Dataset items
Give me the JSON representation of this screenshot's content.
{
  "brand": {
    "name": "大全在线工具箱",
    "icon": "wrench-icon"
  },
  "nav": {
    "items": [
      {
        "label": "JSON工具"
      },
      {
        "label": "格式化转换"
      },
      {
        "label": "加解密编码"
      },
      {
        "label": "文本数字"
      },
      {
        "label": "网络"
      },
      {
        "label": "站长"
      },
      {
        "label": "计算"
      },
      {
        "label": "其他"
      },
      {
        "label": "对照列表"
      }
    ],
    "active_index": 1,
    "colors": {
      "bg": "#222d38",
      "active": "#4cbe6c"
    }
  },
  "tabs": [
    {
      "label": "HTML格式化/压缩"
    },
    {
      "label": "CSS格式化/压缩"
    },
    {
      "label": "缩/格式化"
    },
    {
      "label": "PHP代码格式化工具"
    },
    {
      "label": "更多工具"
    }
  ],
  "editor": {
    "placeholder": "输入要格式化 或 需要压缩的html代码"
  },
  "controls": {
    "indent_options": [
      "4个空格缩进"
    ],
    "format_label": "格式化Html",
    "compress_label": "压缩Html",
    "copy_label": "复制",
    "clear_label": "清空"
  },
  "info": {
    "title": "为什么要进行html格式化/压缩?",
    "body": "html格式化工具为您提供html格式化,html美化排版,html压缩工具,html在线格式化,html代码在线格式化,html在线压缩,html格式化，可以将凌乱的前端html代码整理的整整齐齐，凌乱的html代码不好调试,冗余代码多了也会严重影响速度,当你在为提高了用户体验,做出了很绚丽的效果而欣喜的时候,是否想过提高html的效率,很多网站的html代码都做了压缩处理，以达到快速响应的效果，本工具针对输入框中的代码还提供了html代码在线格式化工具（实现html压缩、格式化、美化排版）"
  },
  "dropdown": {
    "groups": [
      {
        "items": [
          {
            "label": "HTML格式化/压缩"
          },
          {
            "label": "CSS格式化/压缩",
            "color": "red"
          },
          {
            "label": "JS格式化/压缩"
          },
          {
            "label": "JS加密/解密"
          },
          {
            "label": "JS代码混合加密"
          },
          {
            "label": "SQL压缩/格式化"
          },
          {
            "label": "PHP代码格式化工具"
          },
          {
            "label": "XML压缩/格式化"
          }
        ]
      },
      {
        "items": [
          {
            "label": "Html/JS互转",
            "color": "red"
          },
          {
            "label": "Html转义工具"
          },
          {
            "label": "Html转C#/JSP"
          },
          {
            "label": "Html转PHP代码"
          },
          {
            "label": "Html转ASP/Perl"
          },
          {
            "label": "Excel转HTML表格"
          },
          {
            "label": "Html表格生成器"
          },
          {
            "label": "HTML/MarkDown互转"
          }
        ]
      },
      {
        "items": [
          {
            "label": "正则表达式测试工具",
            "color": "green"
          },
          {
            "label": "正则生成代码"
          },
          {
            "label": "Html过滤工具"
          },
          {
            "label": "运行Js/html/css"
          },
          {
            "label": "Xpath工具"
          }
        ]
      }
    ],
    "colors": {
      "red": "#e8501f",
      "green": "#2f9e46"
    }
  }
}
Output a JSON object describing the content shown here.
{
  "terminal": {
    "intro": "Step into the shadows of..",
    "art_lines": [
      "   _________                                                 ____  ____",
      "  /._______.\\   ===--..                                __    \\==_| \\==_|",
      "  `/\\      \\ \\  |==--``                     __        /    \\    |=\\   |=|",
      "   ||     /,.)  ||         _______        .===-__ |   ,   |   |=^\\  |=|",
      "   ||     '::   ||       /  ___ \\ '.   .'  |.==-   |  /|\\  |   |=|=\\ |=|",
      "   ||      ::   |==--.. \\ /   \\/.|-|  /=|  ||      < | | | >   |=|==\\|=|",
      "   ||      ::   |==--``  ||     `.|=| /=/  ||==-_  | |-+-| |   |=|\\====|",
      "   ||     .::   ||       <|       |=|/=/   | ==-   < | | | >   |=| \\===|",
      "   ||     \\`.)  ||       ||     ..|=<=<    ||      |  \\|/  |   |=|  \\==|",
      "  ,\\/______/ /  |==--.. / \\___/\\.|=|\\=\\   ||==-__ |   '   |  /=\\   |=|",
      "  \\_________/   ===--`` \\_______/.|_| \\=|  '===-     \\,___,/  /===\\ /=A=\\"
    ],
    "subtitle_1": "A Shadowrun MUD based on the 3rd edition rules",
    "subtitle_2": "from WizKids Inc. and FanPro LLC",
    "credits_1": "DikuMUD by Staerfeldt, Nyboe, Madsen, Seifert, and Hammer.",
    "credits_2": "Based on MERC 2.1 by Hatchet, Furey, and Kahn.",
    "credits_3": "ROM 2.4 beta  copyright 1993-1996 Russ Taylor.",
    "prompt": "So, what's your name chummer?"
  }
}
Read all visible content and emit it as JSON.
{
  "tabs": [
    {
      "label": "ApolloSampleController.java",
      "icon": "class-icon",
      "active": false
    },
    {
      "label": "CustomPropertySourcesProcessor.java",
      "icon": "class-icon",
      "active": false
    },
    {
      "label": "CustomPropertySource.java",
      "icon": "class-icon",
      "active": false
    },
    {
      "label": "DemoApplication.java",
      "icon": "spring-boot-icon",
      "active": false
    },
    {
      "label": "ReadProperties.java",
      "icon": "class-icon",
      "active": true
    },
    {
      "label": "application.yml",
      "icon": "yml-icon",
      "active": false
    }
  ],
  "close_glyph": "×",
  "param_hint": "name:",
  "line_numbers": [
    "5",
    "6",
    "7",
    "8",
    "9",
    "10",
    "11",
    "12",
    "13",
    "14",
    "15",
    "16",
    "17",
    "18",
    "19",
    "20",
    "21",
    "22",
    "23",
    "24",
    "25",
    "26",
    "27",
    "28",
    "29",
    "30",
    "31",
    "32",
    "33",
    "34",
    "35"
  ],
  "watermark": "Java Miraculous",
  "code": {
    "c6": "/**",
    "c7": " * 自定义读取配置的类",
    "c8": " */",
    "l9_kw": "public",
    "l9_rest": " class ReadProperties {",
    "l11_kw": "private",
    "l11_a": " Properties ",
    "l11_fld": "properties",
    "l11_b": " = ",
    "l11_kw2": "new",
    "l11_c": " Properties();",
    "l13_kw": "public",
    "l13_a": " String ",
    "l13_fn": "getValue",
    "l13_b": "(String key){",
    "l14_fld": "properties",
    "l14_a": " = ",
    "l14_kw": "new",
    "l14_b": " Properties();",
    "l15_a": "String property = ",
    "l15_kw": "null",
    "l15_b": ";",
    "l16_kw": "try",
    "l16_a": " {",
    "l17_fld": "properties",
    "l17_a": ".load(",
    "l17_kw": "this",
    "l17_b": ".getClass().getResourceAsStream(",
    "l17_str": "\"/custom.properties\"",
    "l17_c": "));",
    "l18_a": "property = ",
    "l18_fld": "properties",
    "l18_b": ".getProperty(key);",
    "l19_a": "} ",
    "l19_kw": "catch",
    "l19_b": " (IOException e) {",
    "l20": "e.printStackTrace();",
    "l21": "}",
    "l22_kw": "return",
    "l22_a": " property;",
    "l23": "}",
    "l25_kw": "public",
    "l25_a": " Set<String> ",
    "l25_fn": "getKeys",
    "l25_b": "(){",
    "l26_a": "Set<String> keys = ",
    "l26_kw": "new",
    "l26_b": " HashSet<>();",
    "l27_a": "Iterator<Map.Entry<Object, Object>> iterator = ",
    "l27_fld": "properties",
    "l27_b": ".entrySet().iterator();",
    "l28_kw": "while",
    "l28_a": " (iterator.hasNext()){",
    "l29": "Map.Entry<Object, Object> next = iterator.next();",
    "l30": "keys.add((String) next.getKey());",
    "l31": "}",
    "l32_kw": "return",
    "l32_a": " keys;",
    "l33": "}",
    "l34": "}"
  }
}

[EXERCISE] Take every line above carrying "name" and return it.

[EXPECTED OUTPUT]
    "name": "大全在线工具箱",
    "prompt": "So, what's your name chummer?"
  "param_hint": "name:",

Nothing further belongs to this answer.